This month Stephanie Orme will be discussing what academic game studies researchers and game developers can learn from each other.
Academics have been studying the cognitive and social impacts that video games have on players for almost as long as they have been around. And yet, there exists a disconnect between academic video game researchers and the video game industry. This talk focuses on the ways that video game scholarship can inform practice in the games industry, and vice versa. Drawing on my own research on games as an example, I hope to illustrate how more dialogue and collaboration between researchers and industry professionals can shape games development in a way that is beneficial to all.
Stephanie Orme just completed her PhD in Mass Communication at Penn State University, where she specialized in feminist video game studies.
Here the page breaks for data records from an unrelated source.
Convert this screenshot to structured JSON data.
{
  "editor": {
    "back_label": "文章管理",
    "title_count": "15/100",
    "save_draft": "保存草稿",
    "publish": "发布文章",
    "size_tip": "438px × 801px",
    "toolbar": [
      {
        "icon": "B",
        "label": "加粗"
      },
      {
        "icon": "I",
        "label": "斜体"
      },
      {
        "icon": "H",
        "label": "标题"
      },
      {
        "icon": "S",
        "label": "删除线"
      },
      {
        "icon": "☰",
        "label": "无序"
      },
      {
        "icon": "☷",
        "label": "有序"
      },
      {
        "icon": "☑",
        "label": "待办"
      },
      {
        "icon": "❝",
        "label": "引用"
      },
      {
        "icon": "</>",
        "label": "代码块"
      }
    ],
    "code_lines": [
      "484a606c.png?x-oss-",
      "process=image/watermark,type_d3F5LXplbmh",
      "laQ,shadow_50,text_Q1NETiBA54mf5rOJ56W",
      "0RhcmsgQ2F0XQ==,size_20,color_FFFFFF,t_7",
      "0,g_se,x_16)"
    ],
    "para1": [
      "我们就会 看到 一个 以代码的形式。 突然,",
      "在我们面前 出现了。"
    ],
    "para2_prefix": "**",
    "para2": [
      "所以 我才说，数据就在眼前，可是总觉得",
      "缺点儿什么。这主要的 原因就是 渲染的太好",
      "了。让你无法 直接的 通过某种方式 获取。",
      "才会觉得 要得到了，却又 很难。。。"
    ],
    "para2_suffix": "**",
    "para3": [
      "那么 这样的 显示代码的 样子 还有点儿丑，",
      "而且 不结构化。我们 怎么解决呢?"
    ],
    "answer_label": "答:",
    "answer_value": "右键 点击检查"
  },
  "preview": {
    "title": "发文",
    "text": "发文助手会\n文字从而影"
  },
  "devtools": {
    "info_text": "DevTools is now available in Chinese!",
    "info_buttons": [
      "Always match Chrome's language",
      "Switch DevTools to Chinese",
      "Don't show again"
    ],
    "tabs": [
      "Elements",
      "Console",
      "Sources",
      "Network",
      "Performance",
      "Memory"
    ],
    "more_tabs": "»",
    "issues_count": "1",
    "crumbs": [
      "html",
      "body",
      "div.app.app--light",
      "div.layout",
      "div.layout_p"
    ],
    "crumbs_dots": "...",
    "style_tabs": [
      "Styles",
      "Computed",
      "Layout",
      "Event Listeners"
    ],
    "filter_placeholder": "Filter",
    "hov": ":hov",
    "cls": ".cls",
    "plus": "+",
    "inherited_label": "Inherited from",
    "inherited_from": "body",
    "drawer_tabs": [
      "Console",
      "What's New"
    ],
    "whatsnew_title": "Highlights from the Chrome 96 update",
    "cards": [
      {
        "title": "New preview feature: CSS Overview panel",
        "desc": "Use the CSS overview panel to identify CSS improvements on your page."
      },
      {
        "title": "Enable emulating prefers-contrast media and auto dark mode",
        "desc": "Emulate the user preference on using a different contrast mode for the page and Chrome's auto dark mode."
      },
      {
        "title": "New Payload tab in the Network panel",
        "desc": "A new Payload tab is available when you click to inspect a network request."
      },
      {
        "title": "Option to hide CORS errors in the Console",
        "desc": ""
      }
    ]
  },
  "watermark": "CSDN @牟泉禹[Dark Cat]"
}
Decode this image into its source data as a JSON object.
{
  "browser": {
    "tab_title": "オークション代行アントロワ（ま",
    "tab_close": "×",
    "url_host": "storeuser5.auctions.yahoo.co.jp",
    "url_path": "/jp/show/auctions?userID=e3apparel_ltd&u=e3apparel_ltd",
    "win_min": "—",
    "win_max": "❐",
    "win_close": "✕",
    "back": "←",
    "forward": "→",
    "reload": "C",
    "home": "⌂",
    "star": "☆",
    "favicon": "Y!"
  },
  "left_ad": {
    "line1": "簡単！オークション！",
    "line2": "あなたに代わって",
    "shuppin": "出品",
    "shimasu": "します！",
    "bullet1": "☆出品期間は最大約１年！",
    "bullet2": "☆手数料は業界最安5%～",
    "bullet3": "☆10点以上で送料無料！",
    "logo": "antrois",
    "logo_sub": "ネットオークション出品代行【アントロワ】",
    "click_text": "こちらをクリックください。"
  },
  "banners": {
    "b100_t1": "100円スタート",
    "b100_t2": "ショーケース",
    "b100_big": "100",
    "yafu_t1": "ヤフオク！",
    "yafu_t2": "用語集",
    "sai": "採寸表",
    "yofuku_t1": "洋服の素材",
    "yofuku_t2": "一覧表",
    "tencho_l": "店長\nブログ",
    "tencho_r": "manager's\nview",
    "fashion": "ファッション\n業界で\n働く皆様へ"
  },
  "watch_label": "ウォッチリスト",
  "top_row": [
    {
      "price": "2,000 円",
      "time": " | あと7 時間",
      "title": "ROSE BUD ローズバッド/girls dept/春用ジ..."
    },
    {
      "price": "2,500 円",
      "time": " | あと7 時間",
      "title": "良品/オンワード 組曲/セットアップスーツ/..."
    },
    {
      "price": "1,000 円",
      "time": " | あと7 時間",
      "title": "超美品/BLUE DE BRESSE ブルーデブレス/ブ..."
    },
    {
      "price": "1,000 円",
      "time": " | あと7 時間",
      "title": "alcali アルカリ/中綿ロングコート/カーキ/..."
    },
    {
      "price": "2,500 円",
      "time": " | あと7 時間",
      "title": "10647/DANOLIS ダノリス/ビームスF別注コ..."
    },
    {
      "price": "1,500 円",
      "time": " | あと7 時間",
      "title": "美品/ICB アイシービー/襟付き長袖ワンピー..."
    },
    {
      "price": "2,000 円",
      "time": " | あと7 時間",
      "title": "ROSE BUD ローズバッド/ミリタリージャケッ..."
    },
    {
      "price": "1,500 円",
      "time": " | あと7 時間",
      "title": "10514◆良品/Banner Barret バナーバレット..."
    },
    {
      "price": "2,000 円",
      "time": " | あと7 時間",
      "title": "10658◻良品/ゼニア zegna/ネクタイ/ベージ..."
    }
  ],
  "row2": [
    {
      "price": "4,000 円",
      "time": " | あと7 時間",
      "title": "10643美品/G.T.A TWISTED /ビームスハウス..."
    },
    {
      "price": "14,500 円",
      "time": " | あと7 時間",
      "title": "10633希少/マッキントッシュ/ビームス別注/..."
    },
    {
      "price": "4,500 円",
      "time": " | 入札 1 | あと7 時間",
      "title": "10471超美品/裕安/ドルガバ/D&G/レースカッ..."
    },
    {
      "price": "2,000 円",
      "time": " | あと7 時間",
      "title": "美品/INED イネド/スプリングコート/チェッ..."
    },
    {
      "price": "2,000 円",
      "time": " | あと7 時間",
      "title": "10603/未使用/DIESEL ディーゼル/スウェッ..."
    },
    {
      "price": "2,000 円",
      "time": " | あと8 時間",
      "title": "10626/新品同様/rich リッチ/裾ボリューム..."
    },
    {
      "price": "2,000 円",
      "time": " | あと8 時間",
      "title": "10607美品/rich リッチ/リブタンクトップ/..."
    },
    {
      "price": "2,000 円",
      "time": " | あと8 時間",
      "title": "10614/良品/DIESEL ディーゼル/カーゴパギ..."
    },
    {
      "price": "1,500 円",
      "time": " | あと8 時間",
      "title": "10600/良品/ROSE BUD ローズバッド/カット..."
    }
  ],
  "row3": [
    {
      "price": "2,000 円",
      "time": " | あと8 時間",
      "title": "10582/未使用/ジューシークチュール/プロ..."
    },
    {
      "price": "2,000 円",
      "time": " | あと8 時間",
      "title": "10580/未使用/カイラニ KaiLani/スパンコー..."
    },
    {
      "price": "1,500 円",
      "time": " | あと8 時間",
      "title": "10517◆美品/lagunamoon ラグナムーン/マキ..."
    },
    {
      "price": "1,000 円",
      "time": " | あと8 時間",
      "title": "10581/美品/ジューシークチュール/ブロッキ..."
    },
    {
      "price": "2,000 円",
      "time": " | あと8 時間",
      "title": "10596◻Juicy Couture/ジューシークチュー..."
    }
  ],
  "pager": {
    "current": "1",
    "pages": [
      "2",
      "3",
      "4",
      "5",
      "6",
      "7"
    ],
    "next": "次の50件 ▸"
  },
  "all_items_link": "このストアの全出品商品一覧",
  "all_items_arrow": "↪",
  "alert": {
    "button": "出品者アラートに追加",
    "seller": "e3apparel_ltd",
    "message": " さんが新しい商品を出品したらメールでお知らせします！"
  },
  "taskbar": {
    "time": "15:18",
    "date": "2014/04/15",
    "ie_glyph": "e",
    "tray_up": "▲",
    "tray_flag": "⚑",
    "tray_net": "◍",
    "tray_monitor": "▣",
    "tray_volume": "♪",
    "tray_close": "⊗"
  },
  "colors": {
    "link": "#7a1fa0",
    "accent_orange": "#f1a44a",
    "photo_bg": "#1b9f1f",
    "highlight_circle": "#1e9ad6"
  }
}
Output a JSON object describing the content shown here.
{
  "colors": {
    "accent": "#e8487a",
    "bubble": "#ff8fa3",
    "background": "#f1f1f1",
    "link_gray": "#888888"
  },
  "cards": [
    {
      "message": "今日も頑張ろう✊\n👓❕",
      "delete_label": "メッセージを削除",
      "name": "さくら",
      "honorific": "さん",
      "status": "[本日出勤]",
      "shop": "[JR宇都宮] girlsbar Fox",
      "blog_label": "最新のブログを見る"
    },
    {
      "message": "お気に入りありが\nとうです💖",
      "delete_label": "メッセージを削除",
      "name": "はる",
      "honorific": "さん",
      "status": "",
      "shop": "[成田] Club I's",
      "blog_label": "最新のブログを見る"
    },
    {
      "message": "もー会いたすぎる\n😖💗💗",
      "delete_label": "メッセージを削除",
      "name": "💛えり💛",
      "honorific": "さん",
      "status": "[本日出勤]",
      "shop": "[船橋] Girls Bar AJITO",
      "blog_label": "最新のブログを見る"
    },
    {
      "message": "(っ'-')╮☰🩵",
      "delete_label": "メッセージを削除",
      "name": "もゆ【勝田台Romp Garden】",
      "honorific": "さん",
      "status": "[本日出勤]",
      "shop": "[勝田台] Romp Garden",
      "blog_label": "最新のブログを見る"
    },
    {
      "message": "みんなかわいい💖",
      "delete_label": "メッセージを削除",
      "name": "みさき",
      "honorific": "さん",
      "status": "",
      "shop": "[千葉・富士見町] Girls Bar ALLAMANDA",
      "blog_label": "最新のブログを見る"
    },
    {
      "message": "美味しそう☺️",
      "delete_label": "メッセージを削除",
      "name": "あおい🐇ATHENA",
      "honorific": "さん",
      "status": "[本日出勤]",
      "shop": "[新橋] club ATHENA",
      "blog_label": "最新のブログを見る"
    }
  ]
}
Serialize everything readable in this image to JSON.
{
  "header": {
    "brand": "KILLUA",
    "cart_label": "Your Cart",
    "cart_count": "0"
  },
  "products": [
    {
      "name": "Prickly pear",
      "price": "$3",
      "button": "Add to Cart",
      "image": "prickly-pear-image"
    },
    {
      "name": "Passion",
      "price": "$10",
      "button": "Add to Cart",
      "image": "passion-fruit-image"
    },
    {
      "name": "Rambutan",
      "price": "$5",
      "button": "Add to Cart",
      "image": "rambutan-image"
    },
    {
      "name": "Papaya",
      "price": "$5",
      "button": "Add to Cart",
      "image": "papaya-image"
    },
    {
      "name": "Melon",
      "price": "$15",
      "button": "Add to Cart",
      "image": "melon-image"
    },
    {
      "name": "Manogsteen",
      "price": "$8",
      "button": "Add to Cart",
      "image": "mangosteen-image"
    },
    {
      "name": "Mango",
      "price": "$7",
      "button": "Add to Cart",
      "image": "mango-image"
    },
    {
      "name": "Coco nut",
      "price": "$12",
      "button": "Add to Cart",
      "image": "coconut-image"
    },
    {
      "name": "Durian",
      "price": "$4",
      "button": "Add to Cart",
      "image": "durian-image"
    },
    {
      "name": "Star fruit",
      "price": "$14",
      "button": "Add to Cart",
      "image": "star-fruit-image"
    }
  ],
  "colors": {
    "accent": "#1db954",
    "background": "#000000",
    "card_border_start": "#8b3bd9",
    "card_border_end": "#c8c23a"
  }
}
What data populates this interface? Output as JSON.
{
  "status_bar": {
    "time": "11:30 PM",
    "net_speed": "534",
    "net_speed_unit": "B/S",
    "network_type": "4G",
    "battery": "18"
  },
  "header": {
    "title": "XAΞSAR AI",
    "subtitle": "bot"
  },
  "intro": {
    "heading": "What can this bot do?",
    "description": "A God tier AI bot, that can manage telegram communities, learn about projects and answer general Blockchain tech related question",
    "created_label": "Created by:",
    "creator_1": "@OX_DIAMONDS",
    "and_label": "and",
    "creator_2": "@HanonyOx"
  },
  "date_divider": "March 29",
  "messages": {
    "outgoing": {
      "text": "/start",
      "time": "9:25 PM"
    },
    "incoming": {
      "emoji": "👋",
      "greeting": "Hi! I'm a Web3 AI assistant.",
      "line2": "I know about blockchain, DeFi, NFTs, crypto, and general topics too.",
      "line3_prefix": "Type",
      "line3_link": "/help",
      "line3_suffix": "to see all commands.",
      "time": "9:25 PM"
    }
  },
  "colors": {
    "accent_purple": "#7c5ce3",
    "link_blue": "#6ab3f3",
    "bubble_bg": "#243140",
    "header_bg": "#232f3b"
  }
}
Her research and teaching interests revolve around the intersections of gender, race, sexuality, ability, and other identities as they relate to the production and consumption of video games. She has published and presented on inclusivity initiatives in the games industry, the narrative power of games regarding social issues, and using games to promote healthy behaviors, among other topics. She is the current Vice-Chair Elect for the Game Studies Division of the National Communication Association.
Monday, March 5, 2018
7:00 PM – 10:00 PM EDT
222 Third Street #4000
Cambridge, MA 02141